Summation Notation
Prerequisites
None
Learning Objectives
 Use summation notation to express the sum of all numbers
 Use summation notation to express the sum of a subset of numbers
 Use summation notation to express the sum of squares
Many statistical formulas involve summing numbers.
Fortunately there is a convenient notation for expressing summation.
This section covers the basics of this summation
notation.
Let's say we have a variable X that represents the
weights (in grams) of 4 grapes. The data are shown in Table 1.
We label Grape 1's weight X1,
Grape 2's weight X2, etc. The following
formula means to sum up the weights of the four grapes:
The capital Greek letter sigma (Σ)
indicates summation. The "i = 1" at the bottom indicates
that the summation is to start with X1
and the 4 at the top indicates that the summation will end with
X4. The Xi indicates
that X is the variable to be summed as i goes from 1 to 4. Therefore,
= X1 + X2 +
X3 + X4 = 4.6
+ 5.1 + 4.9 + 4.4 = 19.0.
The symbol
indicates that only the first 3 scores are to
be summed. The index variable i goes from 1 to 3.
When all the scores of a variable (such as X)
are to be summed, it is often convenient to use the following
abbreviated notation:
Thus when no values of i are shown, it means to
sum all the values of X.
Many formulas involve squaring numbers before they
are summed. This is indicated as
ΣX²=
4.62 + 5.12
+ 4.92 + 4.42
= 21.16 + 26.01+ 24.01 + 19.36 = 90.54
Notice that:
because the expression on the left means to sum up all the values
of X and then square the sum (19² = 361)
whereas the expression on the right means to square the numbers
and then sum the squares (90.54, as shown).
Some formulas involve the sum of cross products.
Table 2 shows the data for variables X and Y. The totals are shown

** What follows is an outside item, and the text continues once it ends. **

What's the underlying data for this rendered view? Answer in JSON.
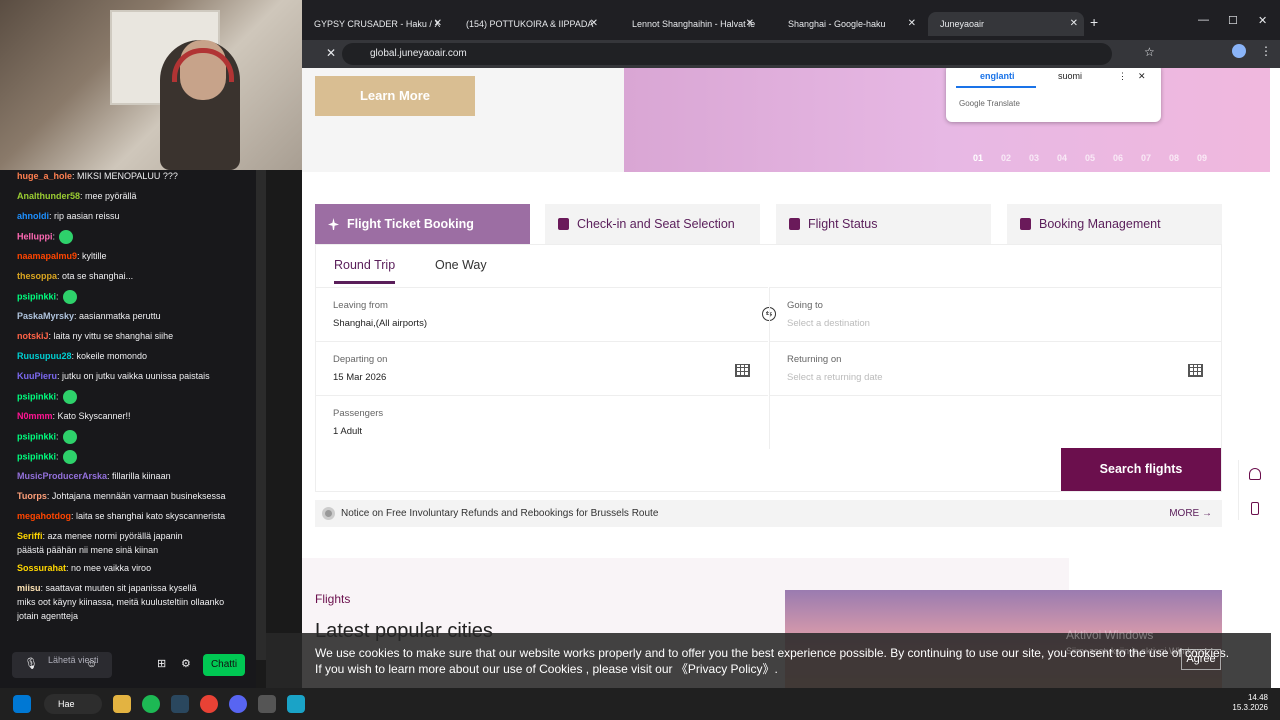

in the bottom row and the cross products. are shown in the third
column. The sum of the cross products. is 28.
In summation notation, this is written as: ΣXY
= 28.